Tag Archives: capitalism

Would anarchy maintain the status quo?

A couple of weeks ago I spoke at the Greenbelt Festival on whether a mature and confident society should encourage people to opt-out; if we have a successful and attractive way of living (capitalism and consumerism) then the number of people wanting something different would be insignificant and we should go out of our way to accommodate them, rather than bully them into our way of thinking.

Exploring this idea led me down a number of paths you might find interesting: Continue reading

Take a trip, with Fluence

It’s been a week since Fluence was published and it’s time to take it (and me) out on a trip.

Over the next two weeks there’ll be an online book tour, which will take in 11 stops and feature a mix of interviews and reviews, and I’ll be at the Penzance Literary Festival on 9 July to take part in a panel on publishing and the evolving world of the Indie Author.

The fortnight culminates with a London book launch in the Primrose Hill Community Library (in conjunction with Primrose Hill Books) at 7pm on 21 July – you’re very welcome to come and join us.


photo credit: harbor via photopin (license)

Fluence is published

Fluence is published today, 26 June, and available online in paperback and as an e-book from major retailers.

There’s lots of information on my website, where you can browse the first few chapters, take the Fluence Test and read the blurb.

The first review through the door is from Celia Wade-Brown, the Mayor of Wellington in New Zealand.

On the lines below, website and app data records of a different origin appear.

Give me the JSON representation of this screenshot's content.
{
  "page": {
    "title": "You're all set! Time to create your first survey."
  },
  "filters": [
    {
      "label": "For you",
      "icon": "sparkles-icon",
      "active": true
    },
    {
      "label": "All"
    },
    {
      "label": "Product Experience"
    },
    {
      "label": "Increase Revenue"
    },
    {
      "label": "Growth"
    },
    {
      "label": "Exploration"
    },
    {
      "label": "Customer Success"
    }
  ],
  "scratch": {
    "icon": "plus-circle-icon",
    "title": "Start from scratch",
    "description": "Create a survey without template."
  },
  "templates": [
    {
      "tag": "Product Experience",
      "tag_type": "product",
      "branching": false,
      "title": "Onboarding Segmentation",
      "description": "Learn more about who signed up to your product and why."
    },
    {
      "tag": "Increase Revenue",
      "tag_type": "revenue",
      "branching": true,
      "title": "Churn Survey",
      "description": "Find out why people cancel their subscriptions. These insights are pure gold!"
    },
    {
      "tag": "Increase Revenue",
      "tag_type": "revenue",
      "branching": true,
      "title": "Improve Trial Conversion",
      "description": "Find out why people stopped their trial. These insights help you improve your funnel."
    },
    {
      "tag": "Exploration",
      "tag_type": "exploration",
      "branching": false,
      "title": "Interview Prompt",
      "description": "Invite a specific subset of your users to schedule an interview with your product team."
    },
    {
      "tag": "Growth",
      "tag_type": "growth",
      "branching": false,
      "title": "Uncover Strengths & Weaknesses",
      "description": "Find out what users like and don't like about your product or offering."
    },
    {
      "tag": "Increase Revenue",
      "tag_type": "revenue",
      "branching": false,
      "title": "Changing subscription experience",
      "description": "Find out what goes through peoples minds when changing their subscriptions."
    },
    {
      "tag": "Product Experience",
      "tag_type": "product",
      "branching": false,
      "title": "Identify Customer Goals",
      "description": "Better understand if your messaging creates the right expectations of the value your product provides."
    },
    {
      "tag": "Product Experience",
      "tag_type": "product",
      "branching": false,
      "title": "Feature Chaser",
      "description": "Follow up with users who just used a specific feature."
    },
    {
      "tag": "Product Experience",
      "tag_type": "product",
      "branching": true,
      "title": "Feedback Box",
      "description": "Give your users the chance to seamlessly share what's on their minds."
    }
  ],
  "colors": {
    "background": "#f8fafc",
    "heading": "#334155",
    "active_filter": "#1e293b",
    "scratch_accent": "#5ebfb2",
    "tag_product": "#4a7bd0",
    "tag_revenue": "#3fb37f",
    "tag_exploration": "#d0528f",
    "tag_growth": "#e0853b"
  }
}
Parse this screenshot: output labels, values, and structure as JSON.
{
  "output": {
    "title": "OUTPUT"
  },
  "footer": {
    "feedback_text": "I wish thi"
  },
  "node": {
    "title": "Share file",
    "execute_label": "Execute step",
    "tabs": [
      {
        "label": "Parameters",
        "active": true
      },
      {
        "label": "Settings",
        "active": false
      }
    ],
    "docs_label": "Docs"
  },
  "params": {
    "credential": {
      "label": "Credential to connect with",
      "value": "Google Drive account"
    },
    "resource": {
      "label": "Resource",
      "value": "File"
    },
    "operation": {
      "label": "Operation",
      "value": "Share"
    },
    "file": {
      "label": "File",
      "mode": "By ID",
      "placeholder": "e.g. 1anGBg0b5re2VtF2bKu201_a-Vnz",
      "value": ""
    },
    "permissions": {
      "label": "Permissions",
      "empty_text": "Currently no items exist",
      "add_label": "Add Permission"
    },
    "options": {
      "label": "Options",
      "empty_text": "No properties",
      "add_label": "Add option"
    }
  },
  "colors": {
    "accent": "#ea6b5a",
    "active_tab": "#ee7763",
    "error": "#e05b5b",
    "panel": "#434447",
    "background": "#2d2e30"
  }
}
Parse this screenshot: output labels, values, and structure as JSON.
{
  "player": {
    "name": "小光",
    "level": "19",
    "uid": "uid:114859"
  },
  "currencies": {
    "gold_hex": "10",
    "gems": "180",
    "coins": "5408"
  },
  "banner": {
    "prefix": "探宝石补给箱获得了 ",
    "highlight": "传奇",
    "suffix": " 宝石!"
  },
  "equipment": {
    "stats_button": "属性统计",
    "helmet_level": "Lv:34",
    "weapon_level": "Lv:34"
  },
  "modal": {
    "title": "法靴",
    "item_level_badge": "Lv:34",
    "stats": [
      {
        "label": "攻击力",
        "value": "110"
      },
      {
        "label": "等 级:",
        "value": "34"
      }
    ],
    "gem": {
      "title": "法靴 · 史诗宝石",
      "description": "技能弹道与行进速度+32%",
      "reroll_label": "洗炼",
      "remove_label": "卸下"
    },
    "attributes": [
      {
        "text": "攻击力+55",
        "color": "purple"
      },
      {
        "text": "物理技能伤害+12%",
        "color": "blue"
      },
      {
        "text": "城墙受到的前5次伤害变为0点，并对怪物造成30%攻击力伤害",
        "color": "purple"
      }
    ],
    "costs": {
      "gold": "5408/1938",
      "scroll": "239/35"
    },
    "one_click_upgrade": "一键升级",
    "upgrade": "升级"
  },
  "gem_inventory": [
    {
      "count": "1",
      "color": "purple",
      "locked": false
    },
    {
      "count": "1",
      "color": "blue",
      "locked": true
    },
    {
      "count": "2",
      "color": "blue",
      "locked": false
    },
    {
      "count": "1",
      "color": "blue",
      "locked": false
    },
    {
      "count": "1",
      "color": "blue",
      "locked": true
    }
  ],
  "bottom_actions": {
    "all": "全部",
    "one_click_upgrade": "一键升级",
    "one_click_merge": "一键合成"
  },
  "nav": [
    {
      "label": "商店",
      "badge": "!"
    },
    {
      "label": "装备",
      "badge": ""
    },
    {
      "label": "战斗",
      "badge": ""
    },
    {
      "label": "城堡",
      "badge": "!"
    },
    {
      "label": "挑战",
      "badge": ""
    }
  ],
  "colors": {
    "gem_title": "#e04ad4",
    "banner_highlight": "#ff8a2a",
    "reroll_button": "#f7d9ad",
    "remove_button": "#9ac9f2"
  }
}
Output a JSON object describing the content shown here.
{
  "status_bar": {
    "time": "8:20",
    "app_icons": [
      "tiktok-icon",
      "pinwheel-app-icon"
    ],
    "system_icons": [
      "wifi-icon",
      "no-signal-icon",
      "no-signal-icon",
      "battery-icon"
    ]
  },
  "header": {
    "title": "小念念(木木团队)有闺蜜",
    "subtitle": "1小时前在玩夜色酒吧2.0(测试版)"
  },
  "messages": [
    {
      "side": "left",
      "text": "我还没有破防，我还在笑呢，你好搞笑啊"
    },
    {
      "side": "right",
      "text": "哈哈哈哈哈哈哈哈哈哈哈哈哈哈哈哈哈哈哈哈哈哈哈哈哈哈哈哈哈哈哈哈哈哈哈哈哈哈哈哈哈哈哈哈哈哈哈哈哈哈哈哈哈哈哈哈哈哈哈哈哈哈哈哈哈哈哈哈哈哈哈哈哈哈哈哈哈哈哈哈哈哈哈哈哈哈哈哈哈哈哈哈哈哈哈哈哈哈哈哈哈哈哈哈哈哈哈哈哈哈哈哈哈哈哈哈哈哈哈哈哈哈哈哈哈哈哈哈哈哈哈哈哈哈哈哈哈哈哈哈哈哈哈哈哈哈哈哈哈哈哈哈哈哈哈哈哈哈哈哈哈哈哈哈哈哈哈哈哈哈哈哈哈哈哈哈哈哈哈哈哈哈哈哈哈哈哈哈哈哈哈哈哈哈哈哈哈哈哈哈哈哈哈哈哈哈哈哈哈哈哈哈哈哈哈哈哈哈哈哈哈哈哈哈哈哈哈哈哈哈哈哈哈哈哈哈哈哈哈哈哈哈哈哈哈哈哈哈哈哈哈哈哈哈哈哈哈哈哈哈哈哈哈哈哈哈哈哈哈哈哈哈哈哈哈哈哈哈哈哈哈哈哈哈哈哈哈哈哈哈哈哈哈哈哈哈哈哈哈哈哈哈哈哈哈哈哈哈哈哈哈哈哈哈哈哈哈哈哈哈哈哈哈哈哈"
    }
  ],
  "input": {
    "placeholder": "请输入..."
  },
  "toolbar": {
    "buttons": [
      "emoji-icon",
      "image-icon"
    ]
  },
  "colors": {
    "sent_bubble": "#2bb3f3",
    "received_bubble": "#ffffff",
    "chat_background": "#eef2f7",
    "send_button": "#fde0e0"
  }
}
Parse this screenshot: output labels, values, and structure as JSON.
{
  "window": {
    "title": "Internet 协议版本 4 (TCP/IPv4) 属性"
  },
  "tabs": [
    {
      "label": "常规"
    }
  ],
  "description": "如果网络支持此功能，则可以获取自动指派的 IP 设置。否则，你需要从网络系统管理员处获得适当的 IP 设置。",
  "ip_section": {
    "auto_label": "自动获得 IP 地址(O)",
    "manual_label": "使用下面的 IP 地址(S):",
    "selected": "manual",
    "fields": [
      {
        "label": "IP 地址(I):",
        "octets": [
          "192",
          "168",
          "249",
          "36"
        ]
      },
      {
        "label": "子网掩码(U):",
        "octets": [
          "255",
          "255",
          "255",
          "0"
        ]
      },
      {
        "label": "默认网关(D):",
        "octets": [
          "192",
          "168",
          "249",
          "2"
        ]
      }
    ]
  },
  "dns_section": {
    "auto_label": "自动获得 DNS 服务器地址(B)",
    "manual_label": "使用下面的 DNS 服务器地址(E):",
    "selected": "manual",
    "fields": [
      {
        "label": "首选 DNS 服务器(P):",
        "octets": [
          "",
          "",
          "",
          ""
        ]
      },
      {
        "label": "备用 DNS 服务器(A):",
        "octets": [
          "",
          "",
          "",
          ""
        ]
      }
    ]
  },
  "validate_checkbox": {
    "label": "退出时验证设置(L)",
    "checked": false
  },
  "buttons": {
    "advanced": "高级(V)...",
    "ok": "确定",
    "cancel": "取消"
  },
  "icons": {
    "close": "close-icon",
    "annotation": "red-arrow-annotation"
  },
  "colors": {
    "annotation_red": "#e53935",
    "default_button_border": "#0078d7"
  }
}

“Oram offers a glimpse into a Dystopian London where social media use moves from mild addiction to a visceral quest for survival, where commodification of experience and shallow responses sound warning bells for our species’ continuance. Current debate about benefits and who’s entitled to support reach bitter depths . Fluence’s mix of characters tumble today’s class system and focus on appearance into a rat race where empathy is rare and no-one knows who is friend or foe, even within their own family. A fast-paced and eerily visual read.”

So… imagine a dystopian world: where you are defined by algorithms; where corporations are in control of the government; and where your social media influence determines where you can live. Imagine the dystopian world of Fluence.